Year One – Post 20 | Beginning Reading Skills
A child progresses through three stages – emergent, early and conventional literacy development – as he is learning to read. Here is an explanation of emergent literacy, which is the first stage of reading development that your baby and toddler will experience.
Emergent literacy includes the following skills, all of which are precursors to actually learning to read:
- Your child is learning a sound system in his native language and combining these sounds into words. These words can be real objects (e.g. table, car) or abstract concepts (e.g. feelings, prepositions, etc.) – and they continue for a lifetime. Adding sounds to words may change the meaning (e.g. “s” for plural “books”) or provide the correct grammar (e.g. “I look.” “He looks.”).
- Words must be in a special order to make meaningful sentences. Your child uses his background experiences to expand his vocabulary and increase his conversational skills so that he can tell his own stories. He asks questions and learns cause-and-effect to fine tune his reasoning skills.

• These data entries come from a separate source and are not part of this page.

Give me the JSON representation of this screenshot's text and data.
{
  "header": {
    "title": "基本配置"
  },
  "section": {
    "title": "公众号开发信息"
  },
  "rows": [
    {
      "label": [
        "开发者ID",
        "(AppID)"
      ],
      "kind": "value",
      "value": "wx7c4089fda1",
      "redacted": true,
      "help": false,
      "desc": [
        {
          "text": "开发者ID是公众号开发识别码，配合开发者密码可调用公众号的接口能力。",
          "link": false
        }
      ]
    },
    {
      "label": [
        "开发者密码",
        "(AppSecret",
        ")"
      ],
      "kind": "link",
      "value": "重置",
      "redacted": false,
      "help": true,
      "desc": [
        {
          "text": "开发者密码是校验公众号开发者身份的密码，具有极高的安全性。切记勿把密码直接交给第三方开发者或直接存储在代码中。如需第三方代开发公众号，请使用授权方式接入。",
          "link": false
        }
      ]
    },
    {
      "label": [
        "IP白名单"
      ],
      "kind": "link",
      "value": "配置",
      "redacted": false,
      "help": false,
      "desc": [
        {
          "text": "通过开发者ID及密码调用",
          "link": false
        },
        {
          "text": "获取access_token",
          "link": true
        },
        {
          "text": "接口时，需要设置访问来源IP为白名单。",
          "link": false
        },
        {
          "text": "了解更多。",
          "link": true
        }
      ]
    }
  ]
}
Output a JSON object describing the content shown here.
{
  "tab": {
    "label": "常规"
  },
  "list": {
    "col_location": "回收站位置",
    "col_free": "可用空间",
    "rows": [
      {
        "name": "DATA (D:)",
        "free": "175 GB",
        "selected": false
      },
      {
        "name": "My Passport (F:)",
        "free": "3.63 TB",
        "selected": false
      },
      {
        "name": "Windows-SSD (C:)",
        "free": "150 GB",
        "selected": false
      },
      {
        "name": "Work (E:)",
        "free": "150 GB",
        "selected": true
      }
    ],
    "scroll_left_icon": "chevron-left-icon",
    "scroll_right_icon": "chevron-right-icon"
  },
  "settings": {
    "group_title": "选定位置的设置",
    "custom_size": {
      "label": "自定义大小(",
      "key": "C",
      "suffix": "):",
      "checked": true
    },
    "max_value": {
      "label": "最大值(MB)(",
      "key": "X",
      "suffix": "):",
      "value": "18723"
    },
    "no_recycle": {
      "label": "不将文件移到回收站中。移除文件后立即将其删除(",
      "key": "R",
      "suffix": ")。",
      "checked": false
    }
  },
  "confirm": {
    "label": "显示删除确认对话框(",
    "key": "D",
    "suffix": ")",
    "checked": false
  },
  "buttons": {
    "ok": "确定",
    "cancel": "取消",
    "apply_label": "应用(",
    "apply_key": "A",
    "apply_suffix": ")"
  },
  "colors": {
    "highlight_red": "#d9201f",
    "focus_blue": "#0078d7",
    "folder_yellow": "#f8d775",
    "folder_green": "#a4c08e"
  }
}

- When you read to your child, he begins to understand that a book needs to be upright; he also discovers that you turn the pages of a book and that there are letters inside that represent words. When you point to the words as you read in his storybooks, he understands that sentences are read from left to right and that you start at the top and go to the bottom of the page. Reading provides enjoyment – he is motivated by the story content, and he has favorite books that he wants you to read.
- Hearing rhyming words in the stories you read has made him aware of the small sound differences in words. This area is very important because it is one of the building blocks for establishing phonological skills for reading readiness. If your child is not able to hear the differences in sounds, his speech and reading skills will be delayed in development. A child who has trouble learning the sound system of language and fails to recognize differences in sounds may be diagnosed with a phonological disorder. For example, the sounds /k/and /t/ may not be recognized as having different meanings, so “call” and “tall” might both be pronounced and understood as “tall.” This would also make it difficult for your child to read and spell words.
Pick books that are colorful, include rhymes, and have short sentences and a plot with a predictable outcome. Learning to read is a very important skill that your child will use for a lifetime. It is important that you talk and read to your child on a daily basis. Refer to the My Baby Compass, Birth to Two, Two to Four and Four to Sevenfor a list of recommended books to read to your child.
– Kathryn Thorson Gruhn, MA CCC-SLP, author of My Baby Compass series